__Exercise prompt__
Search term "from": please copy every line of the records below that contains it.
□ □ □ □
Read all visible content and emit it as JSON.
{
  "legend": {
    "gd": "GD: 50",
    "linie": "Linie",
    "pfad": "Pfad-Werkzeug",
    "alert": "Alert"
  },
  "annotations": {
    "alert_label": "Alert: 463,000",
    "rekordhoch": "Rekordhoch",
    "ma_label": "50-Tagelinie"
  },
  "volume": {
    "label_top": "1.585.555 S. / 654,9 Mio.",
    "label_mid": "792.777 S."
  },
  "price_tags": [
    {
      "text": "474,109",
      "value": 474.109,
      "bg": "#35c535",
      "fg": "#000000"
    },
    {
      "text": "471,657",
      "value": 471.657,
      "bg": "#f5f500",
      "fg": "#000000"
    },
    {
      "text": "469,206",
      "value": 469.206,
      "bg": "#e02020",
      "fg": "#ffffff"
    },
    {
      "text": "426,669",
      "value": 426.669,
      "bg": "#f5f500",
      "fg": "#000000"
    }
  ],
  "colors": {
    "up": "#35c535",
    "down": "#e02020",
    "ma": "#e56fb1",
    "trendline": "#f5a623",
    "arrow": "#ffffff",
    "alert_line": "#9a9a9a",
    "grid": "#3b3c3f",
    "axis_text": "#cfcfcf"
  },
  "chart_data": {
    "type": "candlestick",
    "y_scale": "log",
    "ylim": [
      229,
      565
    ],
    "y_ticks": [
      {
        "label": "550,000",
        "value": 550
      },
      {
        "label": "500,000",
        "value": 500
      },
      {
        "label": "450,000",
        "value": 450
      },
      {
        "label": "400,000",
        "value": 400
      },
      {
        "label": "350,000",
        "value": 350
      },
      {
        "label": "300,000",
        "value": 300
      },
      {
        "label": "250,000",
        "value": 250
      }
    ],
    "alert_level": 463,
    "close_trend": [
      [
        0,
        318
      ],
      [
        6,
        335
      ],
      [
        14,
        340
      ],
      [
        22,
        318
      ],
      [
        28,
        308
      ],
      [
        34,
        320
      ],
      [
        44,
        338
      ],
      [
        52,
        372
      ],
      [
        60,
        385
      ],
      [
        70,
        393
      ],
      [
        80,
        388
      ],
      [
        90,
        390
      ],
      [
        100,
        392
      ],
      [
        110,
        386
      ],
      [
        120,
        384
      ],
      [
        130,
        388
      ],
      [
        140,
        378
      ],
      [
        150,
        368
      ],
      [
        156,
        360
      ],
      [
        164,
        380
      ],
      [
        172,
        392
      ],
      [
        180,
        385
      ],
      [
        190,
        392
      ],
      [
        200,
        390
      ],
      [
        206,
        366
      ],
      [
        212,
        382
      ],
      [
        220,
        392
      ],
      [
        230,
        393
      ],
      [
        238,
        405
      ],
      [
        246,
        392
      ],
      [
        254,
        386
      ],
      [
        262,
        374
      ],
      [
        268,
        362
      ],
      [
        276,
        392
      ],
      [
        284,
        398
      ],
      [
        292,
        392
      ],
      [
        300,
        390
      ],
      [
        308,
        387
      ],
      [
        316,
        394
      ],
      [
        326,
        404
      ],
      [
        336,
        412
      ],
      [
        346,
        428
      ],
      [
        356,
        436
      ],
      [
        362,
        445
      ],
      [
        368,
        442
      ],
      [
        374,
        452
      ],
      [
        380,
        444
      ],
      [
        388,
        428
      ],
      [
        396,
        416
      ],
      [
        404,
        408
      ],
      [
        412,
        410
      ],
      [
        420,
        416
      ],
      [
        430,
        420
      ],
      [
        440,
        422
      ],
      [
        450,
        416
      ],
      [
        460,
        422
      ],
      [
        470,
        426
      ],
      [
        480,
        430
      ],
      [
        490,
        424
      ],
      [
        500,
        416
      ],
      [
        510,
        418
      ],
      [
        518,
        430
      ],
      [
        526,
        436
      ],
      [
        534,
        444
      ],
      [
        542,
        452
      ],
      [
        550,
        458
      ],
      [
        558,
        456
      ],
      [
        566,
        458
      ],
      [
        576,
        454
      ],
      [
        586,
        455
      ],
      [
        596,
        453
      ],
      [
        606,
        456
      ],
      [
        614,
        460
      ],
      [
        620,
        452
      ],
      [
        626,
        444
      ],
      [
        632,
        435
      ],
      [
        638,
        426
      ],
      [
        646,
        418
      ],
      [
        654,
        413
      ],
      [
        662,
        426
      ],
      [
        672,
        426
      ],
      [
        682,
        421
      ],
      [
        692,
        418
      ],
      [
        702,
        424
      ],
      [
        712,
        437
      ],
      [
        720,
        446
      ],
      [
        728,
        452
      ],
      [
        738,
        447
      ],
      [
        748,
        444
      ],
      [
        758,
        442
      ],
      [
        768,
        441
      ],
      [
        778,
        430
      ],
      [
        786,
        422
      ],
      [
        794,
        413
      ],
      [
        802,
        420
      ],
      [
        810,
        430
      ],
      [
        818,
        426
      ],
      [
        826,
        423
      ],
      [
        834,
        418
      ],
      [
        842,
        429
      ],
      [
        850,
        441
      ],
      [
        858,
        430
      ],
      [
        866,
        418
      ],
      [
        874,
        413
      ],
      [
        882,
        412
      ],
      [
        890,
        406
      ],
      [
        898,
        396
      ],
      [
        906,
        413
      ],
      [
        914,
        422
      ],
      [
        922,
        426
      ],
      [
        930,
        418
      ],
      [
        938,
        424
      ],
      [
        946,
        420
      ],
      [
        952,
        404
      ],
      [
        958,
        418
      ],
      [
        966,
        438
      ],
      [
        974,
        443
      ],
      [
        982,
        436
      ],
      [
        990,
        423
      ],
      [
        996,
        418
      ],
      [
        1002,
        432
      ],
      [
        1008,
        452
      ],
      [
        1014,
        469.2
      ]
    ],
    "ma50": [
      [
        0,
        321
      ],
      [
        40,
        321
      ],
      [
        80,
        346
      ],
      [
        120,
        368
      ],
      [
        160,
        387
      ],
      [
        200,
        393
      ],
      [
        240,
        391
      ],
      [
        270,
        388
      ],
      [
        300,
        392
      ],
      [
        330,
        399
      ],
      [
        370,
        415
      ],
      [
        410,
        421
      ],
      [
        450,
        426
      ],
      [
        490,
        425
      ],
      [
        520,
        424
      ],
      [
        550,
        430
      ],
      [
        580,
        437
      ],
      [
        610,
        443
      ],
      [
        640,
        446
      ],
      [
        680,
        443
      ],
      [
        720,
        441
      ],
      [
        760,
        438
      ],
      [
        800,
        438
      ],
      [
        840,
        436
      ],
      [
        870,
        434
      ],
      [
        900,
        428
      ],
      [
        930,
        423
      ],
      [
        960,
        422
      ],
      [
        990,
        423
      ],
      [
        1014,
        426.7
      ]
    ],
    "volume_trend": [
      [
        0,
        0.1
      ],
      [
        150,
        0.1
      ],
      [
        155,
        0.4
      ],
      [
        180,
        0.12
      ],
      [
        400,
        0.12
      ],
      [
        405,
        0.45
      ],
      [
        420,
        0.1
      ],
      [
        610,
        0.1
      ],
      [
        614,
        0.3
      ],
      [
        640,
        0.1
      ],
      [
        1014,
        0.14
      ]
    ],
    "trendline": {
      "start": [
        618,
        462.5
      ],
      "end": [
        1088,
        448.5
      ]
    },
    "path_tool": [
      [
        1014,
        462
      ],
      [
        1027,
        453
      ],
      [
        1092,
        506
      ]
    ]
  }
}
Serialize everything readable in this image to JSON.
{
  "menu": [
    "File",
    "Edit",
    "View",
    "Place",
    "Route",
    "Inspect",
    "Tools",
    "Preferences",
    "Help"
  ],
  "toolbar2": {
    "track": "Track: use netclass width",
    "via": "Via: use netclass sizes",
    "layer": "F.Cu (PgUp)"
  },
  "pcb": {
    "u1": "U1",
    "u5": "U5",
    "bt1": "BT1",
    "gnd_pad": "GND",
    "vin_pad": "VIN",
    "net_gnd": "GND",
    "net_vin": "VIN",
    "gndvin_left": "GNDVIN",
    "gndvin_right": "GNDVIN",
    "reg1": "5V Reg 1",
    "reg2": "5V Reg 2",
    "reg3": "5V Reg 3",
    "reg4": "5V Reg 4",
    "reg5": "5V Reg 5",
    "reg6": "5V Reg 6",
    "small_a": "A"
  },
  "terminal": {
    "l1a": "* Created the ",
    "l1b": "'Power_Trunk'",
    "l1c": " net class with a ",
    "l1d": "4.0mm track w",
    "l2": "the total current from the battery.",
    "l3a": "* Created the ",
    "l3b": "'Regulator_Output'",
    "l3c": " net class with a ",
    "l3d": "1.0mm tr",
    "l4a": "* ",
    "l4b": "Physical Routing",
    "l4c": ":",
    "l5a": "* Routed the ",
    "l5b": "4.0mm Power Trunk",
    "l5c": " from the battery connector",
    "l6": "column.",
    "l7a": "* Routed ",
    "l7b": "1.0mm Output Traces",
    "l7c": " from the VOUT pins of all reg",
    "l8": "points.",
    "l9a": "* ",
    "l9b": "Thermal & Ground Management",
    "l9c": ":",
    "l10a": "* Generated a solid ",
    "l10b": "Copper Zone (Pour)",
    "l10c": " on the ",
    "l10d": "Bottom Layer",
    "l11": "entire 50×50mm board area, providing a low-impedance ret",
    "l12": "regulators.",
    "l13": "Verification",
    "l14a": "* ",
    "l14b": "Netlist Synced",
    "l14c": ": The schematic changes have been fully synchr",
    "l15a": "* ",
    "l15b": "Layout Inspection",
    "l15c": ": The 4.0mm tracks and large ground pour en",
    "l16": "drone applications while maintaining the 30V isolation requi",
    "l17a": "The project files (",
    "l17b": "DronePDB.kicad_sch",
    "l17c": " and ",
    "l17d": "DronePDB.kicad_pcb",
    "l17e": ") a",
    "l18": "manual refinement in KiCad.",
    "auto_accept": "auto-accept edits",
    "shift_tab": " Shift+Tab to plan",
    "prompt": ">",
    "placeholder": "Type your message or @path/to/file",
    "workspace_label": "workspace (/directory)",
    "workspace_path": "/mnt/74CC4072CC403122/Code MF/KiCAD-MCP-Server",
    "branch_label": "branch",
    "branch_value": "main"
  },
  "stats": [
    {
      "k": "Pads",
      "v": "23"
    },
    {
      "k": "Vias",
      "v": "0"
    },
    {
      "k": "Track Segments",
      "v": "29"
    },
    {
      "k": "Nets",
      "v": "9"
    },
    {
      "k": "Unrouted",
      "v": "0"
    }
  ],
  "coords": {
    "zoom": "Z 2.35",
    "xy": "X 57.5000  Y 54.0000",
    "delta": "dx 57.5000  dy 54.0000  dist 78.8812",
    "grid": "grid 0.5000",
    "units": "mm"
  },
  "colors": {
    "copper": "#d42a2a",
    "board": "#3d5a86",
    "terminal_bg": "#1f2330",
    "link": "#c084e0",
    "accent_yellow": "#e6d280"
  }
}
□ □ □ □
__Solution__
    "l2": "the total current from the battery.",
    "l5c": " from the battery connector",
    "l7c": " from the VOUT pins of all reg",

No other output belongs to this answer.